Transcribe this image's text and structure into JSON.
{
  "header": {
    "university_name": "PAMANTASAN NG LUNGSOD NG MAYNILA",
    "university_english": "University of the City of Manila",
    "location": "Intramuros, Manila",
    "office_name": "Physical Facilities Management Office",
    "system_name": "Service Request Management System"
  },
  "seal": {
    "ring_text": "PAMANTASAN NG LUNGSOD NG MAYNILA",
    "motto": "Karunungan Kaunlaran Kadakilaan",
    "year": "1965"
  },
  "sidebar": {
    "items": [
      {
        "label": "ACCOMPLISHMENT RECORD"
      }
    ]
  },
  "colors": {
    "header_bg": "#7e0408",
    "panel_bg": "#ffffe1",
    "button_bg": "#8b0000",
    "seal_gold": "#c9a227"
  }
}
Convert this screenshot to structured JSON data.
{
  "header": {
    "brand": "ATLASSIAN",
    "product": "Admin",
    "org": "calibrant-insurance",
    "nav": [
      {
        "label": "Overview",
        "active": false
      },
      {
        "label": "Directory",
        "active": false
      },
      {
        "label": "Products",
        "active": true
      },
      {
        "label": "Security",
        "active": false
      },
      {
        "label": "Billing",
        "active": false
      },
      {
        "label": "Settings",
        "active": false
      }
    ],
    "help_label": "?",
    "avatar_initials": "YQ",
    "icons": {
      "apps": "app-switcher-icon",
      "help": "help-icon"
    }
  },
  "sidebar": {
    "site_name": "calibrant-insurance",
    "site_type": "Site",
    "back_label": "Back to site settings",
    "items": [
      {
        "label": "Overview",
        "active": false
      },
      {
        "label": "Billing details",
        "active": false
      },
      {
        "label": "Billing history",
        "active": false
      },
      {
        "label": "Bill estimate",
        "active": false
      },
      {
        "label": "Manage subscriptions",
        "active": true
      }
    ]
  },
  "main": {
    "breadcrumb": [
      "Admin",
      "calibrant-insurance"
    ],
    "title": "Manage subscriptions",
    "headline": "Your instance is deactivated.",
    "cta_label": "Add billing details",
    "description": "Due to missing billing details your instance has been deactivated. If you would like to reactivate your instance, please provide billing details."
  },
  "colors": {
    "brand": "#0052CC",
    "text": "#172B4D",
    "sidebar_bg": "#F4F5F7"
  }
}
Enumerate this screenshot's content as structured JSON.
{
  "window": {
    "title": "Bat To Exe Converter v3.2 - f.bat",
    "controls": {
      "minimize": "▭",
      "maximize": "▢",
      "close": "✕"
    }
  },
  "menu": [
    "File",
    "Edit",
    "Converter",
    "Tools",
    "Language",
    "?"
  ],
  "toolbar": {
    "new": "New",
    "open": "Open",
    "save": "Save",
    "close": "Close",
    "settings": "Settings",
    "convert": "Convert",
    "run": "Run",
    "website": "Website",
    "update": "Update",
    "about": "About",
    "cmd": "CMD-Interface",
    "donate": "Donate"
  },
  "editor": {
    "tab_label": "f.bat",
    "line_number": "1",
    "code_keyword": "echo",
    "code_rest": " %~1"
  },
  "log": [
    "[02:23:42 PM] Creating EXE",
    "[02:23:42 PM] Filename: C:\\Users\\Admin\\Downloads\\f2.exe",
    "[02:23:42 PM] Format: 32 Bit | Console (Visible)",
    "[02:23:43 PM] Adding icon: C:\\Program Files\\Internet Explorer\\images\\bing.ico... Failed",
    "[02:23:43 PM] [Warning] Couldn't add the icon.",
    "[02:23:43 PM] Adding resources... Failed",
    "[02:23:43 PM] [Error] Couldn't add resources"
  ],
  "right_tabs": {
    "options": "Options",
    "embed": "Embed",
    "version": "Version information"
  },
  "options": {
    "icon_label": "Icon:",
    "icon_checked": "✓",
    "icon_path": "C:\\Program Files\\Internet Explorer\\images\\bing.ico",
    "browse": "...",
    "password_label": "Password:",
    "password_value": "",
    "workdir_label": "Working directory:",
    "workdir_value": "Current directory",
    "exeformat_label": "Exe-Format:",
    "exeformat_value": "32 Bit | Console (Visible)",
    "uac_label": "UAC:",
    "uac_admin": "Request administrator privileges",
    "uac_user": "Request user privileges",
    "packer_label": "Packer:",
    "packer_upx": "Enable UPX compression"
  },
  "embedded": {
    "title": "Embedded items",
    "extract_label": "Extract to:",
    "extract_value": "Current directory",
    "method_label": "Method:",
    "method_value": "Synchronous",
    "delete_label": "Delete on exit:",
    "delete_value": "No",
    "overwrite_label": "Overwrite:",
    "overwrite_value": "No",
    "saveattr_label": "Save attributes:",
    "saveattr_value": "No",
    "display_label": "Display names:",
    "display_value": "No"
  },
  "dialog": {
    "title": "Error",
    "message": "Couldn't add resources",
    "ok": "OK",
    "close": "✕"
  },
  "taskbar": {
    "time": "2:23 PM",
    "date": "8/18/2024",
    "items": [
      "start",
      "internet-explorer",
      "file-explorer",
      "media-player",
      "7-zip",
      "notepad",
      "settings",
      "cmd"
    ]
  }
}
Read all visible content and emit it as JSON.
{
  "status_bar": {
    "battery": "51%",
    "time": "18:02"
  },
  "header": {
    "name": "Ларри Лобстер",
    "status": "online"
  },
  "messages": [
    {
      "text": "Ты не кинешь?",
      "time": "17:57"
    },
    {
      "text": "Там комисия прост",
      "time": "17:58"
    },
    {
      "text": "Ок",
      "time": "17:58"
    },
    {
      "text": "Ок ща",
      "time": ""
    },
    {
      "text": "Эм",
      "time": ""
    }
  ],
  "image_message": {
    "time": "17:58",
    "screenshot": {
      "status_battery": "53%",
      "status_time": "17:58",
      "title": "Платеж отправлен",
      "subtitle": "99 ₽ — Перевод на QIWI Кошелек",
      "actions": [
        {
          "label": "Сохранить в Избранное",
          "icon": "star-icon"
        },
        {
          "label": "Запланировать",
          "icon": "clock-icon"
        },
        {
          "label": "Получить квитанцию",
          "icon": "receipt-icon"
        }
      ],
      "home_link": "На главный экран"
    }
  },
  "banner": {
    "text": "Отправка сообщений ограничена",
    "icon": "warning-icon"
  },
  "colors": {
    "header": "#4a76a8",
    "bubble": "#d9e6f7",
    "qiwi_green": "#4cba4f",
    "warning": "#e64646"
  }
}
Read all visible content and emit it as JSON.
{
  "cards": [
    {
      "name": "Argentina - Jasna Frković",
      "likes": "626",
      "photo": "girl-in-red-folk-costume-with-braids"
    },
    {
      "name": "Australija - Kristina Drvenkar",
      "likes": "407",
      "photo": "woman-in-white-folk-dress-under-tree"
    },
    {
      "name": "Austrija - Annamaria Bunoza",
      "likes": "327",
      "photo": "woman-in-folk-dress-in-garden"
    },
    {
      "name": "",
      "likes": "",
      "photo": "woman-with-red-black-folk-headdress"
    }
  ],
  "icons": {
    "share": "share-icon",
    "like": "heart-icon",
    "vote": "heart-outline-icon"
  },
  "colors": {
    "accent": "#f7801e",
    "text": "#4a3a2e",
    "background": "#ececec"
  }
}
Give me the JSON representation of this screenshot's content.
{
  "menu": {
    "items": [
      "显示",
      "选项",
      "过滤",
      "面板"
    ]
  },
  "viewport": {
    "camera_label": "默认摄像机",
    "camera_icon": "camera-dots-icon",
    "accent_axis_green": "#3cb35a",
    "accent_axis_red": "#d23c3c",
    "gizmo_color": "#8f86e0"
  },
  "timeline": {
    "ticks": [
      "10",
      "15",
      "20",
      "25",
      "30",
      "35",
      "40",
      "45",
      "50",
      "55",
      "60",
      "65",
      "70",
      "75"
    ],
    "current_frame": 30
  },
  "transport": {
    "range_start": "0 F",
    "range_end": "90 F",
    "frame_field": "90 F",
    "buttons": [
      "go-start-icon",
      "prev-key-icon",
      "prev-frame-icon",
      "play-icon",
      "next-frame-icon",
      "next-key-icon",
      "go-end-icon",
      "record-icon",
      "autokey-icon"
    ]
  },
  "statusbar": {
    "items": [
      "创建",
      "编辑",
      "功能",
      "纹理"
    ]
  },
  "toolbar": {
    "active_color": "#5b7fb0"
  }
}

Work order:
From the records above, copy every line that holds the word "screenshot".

Written reply:
Convert this screenshot to structured JSON data.
Enumerate this screenshot's content as structured JSON.
    "screenshot": {
Give me the JSON representation of this screenshot's content.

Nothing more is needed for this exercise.